## ACTION ITEM
Filter the listing below, copying every line in which the word "icon" appears.

## EXCERPTED RECORDS
§

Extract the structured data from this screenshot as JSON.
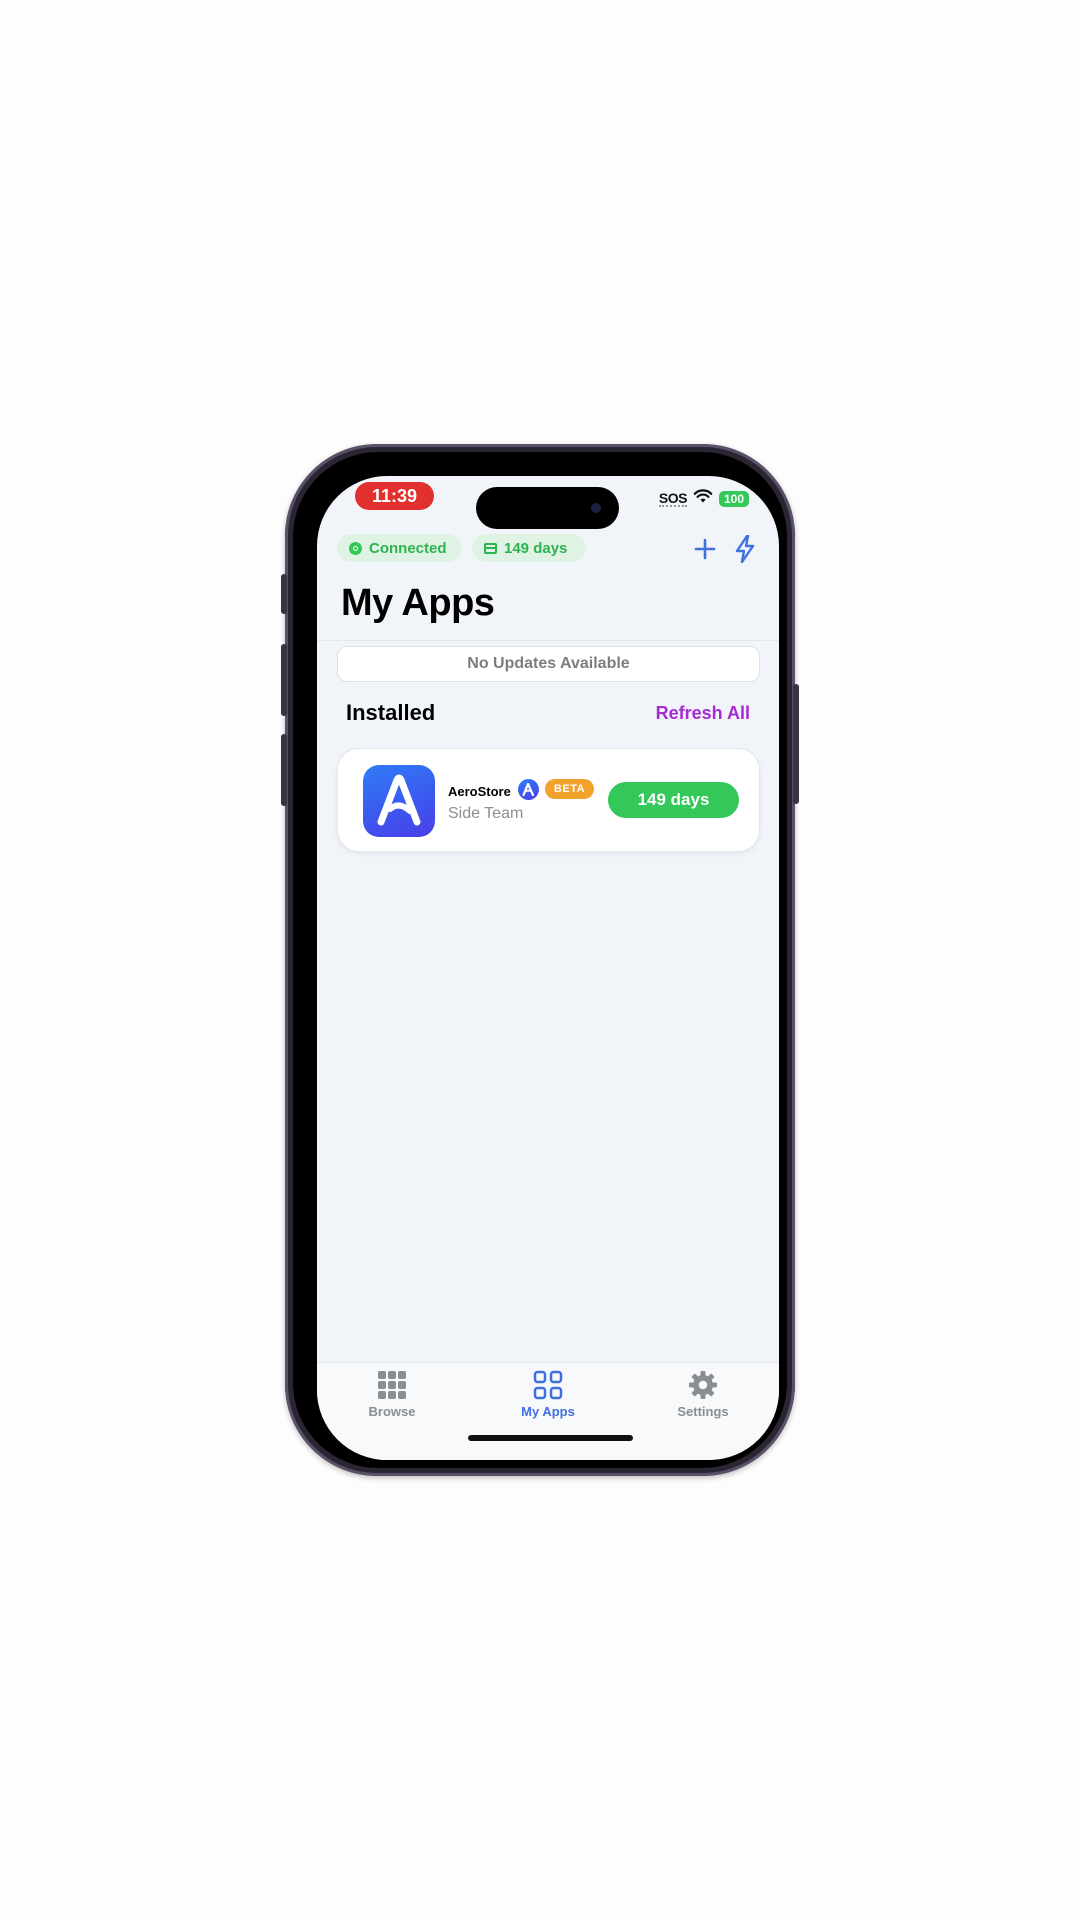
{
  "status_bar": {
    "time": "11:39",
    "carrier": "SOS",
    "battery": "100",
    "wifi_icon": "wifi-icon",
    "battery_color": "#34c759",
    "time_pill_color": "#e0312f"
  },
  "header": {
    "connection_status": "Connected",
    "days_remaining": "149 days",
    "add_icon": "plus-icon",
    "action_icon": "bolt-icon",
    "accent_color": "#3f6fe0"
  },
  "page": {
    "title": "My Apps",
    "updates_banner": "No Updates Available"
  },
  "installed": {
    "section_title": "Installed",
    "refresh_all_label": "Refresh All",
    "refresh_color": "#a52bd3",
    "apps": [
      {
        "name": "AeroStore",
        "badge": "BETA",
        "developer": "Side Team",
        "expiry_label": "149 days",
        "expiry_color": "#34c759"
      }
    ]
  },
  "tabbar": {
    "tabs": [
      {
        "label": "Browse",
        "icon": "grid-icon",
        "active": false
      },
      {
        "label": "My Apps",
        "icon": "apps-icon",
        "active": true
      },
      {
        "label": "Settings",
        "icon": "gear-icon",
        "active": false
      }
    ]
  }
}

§

## ANSWER TO THIS PROBLEM
    "wifi_icon": "wifi-icon",
    "add_icon": "plus-icon",
    "action_icon": "bolt-icon",
        "icon": "grid-icon",
        "icon": "apps-icon",
        "icon": "gear-icon",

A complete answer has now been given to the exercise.